SPOKANE, Wash. — The number of possible-heat related deaths in Spokane County continues to rise amid a historic heat wave that slammed the Northwest, bringing record-breaking temperatures to Spokane and surrounding areas.
The Spokane County Medical Examiner wrote on its website on Friday morning that there are 11 deaths "wherein circumstances suggest they may be heat-related, although autopsy results are not yet available to confirm." The medical examiner's office released this information after multiple media outlets requested information regarding deaths that may be heat-related.
The medical examiner confirmed that the cause of death for 64-year-old Deana Farwell and 84-year-old Beverly Martin was environmental heat exposure and the manner was accidental. Both women had medical conditions that contributed to their deaths, according to the medical examiner. David Bevleming, 81, also died from environmental heat exposure and had medical conditions that contributed to his death.
Farwell died in the 200 block of W. Sprague Avenue and Martin died in the 2300 block of W. 16th Avenue on Friday, July 1. Bevleming died on July 1 in the 11000 block of E. Maxwell Avenue, the medical examiner's office confirmed.
Two deaths that may be heat-related were reported at a Spokane apartment building on Wednesday morning, according to City of Spokane spokesperson Brian Coddington. Neighbors reported to the Spokane Fire Department that the two people found dead were suffering some symptoms of heat-related stress, Coddington said.
According to Coddington, personnel with Spokane Fire responded to the New Washington Apartments building at 327 W. Second Ave. in Spokane at 8:25 a.m. Two men were found dead in neighboring units.

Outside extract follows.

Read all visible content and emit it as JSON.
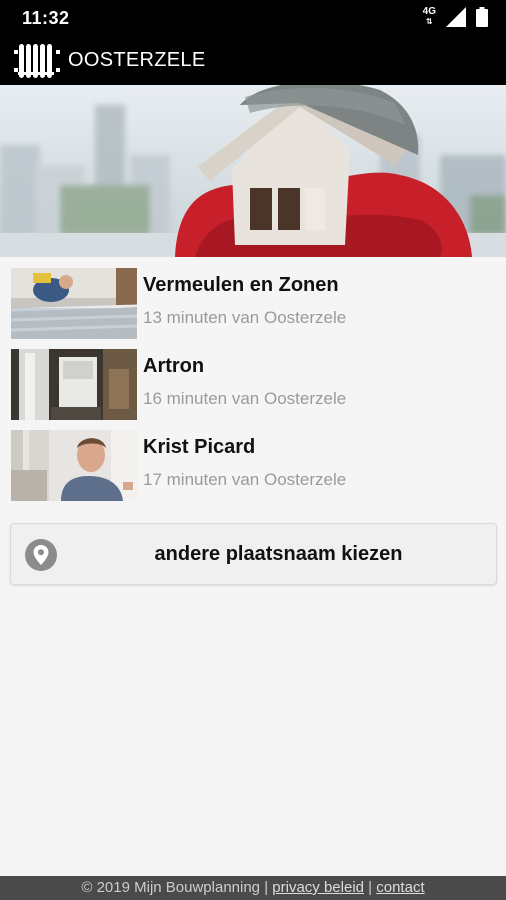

The Spokane County Medical Examiner identified a 68-year-old man who died in the 300 block of W. Second Avenue as Robert L. Hunt, along with 36-year-old Andre Pharr. The cause and manner of death for both men are listed as pending.
Coddington and a spokesperson for the Spokane Police Department were not able to definitively confirm that the two deaths were heat-related.
The two people were found dead in upper-floor apartments in the building, Coddington said. It's unclear if air conditioning units were in the apartments but they weren't turned on if they were present, he added.
On a typical June day, Spokane Fire may respond to three to five calls related to heat and they are usually from people recreating. Now, fire personnel are seeing between one and two dozen daily and the heat is affecting everyone. About 80% of these calls are resulting in hospitalizations, Spokane Fire officials told KREM.
Providence and MultiCare are also seeing an uptick in patients and emergency rooms are very busy right now. Greg Repetti, president of MultiCare Valley and Deaconess Hospitals, said it's the most heat-related ER visits he's seen in Spokane.
In King County, located in Western Washington, at least 13 people have died from heat-illnesses and two people drowned, according to reporting from KREM's Seattle sister station KING 5. The King County Medical Examiner reported two heat-related deaths on Monday and one drowning, and 11 more heat-related deaths and a second drowning were reported Tuesday, officials said.
Coddington is urging the public to make use of cooling centers throughout the Spokane area, including those located at the Looff Carrousel in Riverfront Park, Spokane Public Libraries, Spokane Transit Authority Plaza and the Northtown Mall. Hours for the City of Spokane's cooling centers have expanded to 8 p.m. A full list of cooling centers in the Spokane area is available on KREM's website.
Doctors have also warned people to look out for signs of heat illness amid record-high temperatures.
Dizziness, nausea, headaches and muscle cramps are all signs of heat illness. Doctors say if you experience any of those symptoms, try to cool down your body by taking a cold shower, removing tight clothing, or slowly drinking a cold beverage. If the symptoms don't go away or get worse, contact a doctor or medical professional or call 911.
The following graphic from the Spokane Regional Health District explains the differences between heat exhaustion and heat stroke:
KREM's Casey Decker contributed to this report.